BEGIN RECORD EXCERPTS

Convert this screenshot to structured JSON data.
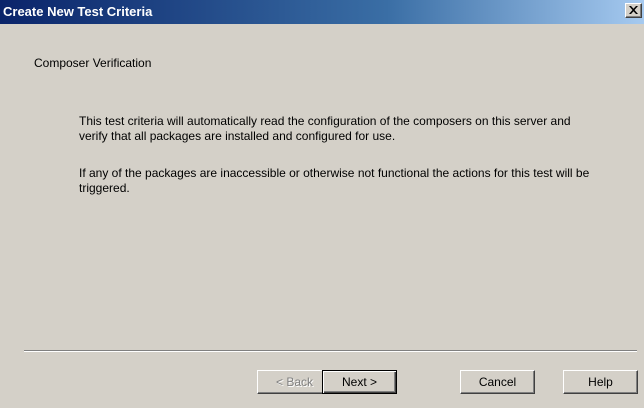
{
  "window": {
    "title": "Create New Test Criteria"
  },
  "page": {
    "subtitle": "Composer Verification",
    "paragraph1": "This test criteria will automatically read the configuration of the composers on this server and verify that all packages are installed and configured for use.",
    "paragraph2": "If any of the packages are inaccessible or otherwise not functional the actions for this test will be triggered."
  },
  "buttons": {
    "back": "< Back",
    "next": "Next >",
    "cancel": "Cancel",
    "help": "Help"
  },
  "colors": {
    "titlebar_start": "#0a246a",
    "titlebar_end": "#a6caf0",
    "dialog_bg": "#d4d0c8"
  },
  "icons": {
    "close": "close-icon"
  }
}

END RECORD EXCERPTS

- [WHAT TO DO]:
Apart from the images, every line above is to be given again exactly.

- [SOLUTION]:
Convert this screenshot to structured JSON data.
{
  "window": {
    "title": "Create New Test Criteria"
  },
  "page": {
    "subtitle": "Composer Verification",
    "paragraph1": "This test criteria will automatically read the configuration of the composers on this server and verify that all packages are installed and configured for use.",
    "paragraph2": "If any of the packages are inaccessible or otherwise not functional the actions for this test will be triggered."
  },
  "buttons": {
    "back": "< Back",
    "next": "Next >",
    "cancel": "Cancel",
    "help": "Help"
  },
  "colors": {
    "titlebar_start": "#0a246a",
    "titlebar_end": "#a6caf0",
    "dialog_bg": "#d4d0c8"
  },
  "icons": {
    "close": "close-icon"
  }
}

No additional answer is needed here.